● **DIRECTIONS FOR THIS TASK**:
Whenever the word "に沿った" turns up in a line below, that line should be copied.

Items listed in a dataset:
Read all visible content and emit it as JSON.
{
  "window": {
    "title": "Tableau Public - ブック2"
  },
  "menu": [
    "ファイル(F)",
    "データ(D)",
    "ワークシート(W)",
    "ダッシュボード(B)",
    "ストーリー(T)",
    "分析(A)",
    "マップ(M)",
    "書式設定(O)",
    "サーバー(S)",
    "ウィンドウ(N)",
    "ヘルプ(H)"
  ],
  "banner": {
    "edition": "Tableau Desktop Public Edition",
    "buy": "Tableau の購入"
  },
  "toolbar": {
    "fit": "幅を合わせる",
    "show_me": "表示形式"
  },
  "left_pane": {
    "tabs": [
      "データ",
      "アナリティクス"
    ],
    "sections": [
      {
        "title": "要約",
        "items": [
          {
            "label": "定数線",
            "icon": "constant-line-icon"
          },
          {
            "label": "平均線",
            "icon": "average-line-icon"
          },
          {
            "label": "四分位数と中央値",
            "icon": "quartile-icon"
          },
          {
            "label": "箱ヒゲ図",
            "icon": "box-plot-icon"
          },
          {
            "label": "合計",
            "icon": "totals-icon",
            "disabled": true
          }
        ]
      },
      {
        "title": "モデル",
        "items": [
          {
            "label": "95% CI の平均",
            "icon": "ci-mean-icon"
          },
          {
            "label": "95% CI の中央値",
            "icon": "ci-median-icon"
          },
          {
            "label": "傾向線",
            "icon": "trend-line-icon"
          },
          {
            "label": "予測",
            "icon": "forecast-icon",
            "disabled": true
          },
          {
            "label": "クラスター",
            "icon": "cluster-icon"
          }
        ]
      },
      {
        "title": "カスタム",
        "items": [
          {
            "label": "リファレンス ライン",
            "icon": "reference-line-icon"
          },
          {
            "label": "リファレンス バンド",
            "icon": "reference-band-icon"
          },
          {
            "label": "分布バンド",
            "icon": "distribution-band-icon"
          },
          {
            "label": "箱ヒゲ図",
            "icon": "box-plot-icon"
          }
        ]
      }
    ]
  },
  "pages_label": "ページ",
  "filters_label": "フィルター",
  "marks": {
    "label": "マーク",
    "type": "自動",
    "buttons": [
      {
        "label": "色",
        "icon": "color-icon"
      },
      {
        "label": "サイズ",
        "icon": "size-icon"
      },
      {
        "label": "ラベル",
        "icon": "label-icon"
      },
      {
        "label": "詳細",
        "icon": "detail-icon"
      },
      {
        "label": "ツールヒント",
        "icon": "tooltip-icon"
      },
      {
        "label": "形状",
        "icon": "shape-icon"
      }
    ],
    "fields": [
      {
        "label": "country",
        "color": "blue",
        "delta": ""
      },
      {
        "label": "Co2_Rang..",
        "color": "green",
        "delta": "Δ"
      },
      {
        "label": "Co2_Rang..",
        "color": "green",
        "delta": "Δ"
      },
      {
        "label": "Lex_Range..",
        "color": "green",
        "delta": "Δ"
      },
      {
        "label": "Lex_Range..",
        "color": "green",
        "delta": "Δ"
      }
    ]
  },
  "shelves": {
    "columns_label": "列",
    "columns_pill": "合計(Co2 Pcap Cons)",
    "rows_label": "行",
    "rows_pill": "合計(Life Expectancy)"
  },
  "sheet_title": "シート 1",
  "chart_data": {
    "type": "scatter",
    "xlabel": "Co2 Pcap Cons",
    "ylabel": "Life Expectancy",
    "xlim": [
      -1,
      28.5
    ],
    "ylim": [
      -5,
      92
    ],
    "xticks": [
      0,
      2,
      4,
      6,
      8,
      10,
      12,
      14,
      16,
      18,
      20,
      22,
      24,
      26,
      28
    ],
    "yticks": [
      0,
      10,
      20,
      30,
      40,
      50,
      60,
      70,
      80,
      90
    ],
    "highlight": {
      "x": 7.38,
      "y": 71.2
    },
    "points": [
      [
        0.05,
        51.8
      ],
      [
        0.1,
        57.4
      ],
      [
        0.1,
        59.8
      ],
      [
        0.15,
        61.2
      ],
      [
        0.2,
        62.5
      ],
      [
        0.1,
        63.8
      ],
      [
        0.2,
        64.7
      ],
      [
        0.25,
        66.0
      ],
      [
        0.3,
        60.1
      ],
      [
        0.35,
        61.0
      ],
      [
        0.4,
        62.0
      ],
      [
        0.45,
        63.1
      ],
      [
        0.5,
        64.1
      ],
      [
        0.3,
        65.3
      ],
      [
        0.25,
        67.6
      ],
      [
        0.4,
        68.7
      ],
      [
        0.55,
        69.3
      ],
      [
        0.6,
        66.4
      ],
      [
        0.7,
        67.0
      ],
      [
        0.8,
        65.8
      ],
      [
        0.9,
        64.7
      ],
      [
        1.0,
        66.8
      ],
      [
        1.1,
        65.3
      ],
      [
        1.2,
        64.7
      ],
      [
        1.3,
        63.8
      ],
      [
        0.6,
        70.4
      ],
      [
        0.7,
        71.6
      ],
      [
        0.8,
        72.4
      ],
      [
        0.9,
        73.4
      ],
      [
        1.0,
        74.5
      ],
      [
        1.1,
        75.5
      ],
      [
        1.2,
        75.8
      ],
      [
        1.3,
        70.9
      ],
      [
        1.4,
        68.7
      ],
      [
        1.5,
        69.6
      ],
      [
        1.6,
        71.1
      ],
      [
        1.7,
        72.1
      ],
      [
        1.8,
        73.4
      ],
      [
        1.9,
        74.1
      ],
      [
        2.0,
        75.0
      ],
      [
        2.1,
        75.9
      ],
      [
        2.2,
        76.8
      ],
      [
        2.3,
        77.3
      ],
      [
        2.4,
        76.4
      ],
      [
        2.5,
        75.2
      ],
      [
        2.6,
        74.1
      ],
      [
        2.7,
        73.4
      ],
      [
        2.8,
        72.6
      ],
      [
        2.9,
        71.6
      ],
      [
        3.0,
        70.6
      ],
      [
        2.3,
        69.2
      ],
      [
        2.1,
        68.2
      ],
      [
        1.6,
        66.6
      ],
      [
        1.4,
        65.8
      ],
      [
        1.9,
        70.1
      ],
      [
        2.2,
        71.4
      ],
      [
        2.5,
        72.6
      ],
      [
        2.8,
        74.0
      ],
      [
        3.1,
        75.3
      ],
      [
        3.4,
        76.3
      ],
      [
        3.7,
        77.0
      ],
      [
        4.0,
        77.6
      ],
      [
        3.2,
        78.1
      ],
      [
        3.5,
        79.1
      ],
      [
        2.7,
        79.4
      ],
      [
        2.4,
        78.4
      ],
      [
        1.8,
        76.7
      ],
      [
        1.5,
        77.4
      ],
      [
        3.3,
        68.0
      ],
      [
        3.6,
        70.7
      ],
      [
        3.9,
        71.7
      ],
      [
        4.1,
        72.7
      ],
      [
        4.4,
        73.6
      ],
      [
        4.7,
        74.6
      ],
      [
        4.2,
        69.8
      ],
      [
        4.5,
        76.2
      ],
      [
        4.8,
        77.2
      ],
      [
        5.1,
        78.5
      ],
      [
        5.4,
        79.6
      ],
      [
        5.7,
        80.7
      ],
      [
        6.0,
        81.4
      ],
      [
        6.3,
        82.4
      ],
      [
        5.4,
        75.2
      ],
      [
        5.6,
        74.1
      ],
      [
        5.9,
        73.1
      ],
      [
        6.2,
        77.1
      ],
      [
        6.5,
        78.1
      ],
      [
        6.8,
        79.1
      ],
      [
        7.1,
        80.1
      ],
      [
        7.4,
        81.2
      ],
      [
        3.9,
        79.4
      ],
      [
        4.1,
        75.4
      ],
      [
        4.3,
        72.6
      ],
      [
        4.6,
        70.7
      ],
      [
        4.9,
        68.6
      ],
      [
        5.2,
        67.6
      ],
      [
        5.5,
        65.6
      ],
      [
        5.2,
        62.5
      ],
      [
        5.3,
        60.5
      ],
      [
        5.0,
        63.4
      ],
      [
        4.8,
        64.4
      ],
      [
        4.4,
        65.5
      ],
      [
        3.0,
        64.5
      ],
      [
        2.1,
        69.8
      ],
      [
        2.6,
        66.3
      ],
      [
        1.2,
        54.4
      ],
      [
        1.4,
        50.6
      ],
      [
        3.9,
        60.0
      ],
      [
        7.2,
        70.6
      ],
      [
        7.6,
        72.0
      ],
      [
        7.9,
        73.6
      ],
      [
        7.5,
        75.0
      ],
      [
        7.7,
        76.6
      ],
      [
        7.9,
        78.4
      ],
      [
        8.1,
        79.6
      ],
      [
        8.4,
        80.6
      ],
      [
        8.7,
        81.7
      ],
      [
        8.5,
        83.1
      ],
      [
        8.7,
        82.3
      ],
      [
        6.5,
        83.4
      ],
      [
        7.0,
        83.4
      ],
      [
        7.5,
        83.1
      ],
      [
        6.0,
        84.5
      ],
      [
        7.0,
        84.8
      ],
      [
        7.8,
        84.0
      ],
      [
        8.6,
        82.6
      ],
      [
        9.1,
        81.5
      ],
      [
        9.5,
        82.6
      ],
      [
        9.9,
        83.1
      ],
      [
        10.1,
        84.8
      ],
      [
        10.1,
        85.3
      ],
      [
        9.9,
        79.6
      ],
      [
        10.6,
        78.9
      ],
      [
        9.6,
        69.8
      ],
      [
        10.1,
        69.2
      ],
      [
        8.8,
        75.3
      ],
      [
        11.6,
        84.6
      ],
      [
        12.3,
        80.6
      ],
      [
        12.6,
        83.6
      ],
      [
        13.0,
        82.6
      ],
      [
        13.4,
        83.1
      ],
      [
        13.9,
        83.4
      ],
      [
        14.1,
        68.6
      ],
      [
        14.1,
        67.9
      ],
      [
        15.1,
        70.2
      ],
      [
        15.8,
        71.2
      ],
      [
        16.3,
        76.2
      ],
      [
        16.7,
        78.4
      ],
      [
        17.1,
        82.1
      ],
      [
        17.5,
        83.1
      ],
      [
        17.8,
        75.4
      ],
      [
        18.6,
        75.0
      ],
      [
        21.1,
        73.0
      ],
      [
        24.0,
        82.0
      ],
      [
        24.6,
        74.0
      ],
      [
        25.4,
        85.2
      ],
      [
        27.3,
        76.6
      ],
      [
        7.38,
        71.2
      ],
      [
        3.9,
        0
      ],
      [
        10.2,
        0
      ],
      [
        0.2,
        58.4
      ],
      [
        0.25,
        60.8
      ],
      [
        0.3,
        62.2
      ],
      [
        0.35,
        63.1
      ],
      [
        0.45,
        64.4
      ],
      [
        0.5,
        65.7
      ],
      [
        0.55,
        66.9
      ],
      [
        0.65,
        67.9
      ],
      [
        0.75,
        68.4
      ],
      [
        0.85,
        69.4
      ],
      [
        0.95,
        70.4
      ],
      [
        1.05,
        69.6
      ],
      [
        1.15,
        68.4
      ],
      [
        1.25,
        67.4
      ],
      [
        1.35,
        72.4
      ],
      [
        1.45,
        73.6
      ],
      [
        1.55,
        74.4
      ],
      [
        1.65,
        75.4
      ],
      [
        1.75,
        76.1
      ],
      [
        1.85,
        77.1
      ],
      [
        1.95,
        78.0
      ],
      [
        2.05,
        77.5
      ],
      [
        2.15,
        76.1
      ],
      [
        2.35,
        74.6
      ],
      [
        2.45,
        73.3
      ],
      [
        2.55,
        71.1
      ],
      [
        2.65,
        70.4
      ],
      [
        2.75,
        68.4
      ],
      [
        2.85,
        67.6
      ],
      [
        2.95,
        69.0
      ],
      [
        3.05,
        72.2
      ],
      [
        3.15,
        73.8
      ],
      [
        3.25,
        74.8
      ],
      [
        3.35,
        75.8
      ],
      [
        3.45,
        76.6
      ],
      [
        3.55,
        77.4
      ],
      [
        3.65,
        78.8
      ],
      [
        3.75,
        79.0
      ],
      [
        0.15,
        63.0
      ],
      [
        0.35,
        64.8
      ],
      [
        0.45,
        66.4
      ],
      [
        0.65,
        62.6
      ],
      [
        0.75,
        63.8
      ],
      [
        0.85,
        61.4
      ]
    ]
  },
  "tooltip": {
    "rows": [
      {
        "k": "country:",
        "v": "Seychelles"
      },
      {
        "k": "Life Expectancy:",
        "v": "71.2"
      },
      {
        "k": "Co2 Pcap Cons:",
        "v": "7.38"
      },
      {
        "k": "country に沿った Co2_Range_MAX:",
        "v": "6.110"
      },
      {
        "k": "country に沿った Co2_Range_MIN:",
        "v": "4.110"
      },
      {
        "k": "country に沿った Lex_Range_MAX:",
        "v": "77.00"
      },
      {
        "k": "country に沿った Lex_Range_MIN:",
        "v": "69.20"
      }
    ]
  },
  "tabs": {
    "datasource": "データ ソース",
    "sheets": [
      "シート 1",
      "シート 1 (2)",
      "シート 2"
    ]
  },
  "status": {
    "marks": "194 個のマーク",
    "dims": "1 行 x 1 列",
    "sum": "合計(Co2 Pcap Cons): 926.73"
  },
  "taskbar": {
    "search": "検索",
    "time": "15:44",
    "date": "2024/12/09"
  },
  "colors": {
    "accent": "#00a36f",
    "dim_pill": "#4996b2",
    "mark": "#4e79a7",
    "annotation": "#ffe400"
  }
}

● **OUTPUT OF THE EXERCISE**:
        "k": "country に沿った Co2_Range_MAX:",
        "k": "country に沿った Co2_Range_MIN:",
        "k": "country に沿った Lex_Range_MAX:",
        "k": "country に沿った Lex_Range_MIN:",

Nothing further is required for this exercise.